*** Block opens ***
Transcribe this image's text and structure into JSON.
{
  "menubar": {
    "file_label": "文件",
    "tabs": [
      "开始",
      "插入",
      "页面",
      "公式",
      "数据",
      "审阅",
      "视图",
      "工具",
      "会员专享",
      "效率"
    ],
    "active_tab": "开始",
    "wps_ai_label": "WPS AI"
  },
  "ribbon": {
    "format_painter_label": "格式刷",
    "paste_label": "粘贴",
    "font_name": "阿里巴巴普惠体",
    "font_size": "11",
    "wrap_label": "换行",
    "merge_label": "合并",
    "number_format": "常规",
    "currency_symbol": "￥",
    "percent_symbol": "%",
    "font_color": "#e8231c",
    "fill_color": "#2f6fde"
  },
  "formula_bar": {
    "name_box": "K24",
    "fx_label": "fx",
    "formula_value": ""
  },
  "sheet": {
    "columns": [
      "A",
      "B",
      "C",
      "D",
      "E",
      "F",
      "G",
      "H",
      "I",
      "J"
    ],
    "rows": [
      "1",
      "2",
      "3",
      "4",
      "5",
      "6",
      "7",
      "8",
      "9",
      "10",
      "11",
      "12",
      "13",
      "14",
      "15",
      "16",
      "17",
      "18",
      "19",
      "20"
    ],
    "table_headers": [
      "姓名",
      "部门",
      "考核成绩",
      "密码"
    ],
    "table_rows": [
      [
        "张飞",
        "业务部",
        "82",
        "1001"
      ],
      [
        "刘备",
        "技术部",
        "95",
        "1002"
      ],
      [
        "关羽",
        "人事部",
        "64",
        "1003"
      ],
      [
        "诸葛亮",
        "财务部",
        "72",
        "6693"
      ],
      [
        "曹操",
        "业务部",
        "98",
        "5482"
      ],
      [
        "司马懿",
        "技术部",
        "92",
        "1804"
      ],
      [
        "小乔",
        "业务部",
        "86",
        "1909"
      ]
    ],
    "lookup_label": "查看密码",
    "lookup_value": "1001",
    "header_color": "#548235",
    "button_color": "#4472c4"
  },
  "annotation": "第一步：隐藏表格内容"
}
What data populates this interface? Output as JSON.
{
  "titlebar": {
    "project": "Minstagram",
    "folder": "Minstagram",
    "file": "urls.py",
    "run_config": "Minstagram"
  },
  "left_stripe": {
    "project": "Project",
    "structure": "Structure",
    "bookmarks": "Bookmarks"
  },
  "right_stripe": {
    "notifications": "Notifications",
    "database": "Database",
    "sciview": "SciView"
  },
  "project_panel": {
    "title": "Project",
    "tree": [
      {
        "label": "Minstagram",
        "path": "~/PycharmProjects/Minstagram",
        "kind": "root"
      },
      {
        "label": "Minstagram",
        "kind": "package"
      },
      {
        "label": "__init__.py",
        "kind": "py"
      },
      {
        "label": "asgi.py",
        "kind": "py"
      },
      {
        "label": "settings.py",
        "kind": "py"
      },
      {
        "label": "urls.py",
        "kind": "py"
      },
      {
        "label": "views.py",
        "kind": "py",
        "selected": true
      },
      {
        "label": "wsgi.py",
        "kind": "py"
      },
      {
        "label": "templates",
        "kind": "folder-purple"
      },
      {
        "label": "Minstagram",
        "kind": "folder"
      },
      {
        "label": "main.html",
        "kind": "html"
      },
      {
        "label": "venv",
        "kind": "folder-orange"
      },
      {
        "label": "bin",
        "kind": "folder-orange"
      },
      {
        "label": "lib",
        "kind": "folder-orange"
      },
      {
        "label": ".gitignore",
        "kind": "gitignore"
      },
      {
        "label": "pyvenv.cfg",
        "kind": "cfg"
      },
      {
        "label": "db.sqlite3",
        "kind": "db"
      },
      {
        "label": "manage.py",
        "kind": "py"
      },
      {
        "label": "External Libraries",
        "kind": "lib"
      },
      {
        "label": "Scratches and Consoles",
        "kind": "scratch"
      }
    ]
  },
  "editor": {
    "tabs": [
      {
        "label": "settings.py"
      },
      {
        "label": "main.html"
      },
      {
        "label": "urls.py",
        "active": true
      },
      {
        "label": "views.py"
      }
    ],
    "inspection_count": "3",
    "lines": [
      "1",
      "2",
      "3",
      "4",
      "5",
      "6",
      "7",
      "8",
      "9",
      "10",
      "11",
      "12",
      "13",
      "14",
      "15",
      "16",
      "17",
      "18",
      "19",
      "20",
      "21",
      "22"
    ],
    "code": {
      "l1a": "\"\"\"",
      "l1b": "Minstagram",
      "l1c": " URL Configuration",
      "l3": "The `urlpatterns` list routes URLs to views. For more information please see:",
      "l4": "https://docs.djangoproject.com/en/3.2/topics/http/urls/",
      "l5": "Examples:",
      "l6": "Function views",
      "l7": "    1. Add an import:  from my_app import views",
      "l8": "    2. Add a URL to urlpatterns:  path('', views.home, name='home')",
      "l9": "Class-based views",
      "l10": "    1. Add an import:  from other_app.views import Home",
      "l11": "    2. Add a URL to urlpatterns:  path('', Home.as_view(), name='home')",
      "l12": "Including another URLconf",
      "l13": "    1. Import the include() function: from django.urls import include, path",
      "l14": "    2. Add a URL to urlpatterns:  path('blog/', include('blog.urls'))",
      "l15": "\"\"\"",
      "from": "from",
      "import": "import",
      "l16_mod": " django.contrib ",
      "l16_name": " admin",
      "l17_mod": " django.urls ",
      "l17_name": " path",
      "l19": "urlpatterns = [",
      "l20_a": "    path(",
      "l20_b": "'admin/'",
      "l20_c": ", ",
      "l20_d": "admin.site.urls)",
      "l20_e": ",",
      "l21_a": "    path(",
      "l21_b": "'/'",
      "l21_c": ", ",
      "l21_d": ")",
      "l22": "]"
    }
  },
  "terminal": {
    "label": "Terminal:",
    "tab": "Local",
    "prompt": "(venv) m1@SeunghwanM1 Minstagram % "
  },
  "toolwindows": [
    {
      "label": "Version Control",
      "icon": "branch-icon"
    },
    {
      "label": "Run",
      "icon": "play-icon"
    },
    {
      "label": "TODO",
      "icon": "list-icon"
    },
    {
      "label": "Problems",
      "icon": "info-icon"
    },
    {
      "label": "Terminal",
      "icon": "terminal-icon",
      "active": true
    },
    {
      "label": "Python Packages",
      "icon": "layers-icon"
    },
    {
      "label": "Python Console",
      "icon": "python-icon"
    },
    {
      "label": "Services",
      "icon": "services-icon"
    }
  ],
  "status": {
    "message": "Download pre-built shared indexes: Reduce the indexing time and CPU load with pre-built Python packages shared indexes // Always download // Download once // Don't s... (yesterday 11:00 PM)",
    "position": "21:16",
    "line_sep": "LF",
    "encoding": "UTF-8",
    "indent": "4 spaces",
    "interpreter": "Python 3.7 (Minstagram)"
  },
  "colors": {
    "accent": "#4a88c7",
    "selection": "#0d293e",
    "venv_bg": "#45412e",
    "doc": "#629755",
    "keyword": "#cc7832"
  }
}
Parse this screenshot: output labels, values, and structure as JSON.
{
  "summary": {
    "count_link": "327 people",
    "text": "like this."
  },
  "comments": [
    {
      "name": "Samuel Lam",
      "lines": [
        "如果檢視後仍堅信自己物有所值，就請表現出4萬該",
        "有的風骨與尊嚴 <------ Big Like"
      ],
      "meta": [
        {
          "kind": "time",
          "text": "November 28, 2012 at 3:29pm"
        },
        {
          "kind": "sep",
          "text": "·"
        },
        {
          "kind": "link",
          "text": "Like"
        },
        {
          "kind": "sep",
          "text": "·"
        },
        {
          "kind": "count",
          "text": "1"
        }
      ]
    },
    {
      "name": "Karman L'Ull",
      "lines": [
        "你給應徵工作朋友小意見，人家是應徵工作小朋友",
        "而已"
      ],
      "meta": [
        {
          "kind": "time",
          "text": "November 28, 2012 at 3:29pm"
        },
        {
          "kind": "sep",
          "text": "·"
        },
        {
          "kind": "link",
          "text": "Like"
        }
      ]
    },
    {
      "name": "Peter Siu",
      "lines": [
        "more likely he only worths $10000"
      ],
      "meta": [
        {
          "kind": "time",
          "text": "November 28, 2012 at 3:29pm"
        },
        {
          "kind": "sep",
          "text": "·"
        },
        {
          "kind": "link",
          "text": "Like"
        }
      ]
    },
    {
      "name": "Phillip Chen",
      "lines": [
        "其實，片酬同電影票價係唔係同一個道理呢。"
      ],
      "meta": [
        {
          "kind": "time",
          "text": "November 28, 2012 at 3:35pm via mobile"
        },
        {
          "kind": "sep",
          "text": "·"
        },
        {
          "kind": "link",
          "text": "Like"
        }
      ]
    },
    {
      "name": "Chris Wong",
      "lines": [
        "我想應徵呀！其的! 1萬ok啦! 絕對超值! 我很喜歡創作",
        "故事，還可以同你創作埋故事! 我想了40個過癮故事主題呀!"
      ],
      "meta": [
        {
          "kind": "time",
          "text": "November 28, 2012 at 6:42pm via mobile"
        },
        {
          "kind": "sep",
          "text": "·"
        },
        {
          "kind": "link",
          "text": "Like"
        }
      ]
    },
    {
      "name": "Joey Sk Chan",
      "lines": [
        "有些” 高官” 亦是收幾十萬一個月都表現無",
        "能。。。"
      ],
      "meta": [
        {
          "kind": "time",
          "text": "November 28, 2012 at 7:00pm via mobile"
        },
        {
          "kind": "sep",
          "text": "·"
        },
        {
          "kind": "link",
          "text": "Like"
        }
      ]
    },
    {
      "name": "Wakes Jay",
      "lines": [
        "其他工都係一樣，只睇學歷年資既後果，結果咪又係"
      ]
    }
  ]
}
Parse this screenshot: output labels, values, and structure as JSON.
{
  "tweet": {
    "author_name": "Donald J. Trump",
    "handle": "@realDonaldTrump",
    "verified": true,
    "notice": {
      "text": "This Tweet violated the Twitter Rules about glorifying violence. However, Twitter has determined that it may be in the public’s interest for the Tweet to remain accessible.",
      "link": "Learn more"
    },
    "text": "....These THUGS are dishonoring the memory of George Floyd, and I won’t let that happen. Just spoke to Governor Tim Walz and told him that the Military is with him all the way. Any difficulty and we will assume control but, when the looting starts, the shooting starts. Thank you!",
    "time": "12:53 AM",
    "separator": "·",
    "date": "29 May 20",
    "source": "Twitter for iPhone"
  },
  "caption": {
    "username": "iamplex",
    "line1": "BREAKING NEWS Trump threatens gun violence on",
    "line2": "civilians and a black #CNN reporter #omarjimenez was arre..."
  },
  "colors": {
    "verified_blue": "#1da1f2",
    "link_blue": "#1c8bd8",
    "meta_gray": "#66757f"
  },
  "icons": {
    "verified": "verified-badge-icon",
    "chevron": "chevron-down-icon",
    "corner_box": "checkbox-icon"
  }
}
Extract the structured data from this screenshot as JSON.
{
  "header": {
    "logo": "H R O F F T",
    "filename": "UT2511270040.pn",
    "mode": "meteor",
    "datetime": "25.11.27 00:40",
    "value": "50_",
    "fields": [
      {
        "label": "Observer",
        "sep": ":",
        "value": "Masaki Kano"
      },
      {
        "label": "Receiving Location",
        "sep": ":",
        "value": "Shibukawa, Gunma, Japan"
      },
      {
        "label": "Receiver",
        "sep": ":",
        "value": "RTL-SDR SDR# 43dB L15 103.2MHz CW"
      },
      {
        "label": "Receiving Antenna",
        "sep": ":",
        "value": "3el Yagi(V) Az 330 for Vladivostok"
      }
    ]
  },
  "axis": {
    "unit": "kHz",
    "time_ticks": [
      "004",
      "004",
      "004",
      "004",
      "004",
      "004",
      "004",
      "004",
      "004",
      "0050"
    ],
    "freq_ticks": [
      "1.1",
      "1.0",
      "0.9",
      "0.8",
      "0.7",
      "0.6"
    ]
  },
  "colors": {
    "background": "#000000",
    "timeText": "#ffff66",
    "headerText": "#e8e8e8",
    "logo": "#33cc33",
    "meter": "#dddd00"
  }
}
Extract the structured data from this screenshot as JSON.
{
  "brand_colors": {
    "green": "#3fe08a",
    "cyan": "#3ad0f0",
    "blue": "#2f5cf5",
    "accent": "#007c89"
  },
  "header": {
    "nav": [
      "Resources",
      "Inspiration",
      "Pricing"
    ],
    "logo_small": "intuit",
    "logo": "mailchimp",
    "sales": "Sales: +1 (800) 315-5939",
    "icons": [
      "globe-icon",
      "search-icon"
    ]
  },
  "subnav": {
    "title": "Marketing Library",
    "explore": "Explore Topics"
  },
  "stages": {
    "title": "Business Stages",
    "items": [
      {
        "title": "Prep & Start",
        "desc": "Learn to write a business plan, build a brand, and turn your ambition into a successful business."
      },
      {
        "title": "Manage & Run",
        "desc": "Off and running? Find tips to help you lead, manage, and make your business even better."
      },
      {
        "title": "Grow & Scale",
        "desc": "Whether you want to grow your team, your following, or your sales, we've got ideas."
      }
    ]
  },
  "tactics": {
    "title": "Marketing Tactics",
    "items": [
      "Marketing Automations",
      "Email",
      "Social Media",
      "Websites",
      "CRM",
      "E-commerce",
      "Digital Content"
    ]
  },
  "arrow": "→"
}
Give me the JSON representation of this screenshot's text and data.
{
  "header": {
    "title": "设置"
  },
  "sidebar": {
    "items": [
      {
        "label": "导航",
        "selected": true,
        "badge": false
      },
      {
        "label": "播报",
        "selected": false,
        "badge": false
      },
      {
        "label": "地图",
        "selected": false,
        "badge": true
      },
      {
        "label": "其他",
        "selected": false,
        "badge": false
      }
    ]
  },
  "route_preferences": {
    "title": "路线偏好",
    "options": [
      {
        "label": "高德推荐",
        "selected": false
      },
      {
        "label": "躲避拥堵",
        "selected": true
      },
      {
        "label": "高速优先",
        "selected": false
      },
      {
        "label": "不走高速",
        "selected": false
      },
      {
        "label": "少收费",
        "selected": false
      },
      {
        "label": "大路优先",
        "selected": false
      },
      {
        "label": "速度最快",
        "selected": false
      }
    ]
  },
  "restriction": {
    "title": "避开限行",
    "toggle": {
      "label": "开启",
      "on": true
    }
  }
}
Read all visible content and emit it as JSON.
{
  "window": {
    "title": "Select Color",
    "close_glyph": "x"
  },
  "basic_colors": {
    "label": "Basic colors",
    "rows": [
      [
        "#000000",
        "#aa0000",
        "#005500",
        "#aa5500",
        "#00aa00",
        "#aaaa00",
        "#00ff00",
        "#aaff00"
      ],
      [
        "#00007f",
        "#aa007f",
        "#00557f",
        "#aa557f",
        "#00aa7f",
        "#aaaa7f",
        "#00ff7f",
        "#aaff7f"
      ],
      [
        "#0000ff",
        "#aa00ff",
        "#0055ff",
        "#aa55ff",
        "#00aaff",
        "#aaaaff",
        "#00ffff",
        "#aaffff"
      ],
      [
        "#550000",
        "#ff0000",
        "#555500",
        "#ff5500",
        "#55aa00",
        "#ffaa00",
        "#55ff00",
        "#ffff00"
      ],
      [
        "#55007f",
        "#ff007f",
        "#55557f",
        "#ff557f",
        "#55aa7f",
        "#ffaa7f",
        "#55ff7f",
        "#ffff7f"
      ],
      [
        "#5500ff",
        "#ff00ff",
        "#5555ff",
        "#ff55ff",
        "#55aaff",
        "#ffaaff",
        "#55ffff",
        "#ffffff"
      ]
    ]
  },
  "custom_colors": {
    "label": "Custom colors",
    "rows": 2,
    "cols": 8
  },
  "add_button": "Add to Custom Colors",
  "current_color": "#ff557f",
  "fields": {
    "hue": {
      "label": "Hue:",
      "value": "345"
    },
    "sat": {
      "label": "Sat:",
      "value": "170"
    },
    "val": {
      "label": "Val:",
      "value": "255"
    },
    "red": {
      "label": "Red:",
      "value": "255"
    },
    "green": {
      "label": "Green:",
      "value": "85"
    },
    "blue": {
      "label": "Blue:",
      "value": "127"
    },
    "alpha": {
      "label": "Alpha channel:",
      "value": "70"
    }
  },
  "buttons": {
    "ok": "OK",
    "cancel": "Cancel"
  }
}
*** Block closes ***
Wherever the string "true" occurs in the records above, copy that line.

        "selected": true
        "active": true
      "active": true
    "verified": true,
        "selected": true,
        "badge": true
        "selected": true
      "on": true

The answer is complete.